-- Records to process follows --
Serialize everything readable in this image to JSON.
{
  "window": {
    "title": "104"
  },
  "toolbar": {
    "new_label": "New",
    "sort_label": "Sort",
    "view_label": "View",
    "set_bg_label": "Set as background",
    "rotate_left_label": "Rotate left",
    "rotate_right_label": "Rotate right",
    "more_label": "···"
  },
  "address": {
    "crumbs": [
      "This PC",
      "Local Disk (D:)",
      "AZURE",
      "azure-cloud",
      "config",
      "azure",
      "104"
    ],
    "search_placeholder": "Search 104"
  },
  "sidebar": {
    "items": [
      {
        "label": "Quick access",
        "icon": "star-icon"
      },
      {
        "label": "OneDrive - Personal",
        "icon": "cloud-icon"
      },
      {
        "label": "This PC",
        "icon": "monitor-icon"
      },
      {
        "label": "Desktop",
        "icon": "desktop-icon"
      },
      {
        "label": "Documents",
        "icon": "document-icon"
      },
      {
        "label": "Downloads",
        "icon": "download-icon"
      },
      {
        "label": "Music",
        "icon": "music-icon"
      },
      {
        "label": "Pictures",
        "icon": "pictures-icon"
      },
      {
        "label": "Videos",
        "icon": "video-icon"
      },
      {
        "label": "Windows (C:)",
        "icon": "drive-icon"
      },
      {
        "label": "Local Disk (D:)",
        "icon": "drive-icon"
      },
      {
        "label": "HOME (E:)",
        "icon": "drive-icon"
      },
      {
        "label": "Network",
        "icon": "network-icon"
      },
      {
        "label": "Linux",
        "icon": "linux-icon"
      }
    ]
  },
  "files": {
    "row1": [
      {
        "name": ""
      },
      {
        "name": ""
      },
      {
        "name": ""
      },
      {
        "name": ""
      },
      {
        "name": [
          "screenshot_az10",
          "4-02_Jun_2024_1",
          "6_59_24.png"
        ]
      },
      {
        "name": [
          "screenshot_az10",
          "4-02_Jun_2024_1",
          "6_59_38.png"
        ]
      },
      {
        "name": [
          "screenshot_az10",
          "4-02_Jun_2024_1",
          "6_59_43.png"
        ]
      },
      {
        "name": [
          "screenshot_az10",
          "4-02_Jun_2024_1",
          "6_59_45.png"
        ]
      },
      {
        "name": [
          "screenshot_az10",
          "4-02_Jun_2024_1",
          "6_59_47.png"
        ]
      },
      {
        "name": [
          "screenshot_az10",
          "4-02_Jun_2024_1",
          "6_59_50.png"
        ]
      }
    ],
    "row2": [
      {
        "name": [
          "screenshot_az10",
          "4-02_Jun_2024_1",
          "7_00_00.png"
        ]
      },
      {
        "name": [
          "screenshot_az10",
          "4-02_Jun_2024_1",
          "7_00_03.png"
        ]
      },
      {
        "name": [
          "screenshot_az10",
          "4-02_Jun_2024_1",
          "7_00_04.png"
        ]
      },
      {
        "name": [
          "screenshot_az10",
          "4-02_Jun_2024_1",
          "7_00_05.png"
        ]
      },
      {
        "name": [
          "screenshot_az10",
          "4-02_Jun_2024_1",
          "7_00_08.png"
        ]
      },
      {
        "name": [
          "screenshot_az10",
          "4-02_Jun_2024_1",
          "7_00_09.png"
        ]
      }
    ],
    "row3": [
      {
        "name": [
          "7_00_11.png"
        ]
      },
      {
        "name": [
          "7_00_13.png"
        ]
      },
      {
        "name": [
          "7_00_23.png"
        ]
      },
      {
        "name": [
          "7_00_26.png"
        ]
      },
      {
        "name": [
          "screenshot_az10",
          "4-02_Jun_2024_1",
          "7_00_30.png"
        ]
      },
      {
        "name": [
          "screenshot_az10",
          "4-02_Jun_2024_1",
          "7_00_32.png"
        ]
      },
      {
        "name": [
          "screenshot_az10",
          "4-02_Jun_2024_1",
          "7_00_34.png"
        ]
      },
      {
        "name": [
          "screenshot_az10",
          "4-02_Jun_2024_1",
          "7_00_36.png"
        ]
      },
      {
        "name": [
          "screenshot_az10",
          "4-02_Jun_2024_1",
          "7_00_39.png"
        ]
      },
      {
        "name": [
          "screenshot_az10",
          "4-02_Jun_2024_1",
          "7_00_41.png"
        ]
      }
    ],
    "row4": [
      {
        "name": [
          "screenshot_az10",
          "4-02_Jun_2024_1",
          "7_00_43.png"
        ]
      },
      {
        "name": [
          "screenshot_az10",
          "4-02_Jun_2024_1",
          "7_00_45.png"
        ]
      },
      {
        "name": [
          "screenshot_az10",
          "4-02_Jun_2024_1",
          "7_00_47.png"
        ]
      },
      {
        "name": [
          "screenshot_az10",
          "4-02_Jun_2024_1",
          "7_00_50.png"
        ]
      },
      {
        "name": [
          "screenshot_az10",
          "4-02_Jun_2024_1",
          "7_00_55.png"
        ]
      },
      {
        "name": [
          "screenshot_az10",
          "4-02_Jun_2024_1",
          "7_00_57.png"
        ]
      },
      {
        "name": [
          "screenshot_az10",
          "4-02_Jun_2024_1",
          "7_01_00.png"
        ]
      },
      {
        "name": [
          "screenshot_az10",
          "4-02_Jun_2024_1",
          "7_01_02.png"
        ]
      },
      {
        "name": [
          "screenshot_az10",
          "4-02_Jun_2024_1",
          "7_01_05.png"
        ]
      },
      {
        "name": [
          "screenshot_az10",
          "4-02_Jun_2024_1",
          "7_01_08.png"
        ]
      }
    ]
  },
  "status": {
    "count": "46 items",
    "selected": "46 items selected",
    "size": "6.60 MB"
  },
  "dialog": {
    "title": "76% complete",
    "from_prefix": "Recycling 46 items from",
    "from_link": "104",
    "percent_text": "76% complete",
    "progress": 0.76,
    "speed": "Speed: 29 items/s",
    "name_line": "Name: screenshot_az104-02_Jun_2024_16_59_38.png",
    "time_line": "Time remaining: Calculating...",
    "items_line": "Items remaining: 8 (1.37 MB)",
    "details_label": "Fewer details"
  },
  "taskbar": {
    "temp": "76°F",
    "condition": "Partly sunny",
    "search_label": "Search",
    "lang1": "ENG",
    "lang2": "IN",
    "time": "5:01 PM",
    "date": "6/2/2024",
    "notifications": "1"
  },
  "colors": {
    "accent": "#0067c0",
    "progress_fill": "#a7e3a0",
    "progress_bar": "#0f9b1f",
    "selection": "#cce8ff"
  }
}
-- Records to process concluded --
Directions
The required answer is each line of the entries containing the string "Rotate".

Response to the task
    "rotate_left_label": "Rotate left",
    "rotate_right_label": "Rotate right",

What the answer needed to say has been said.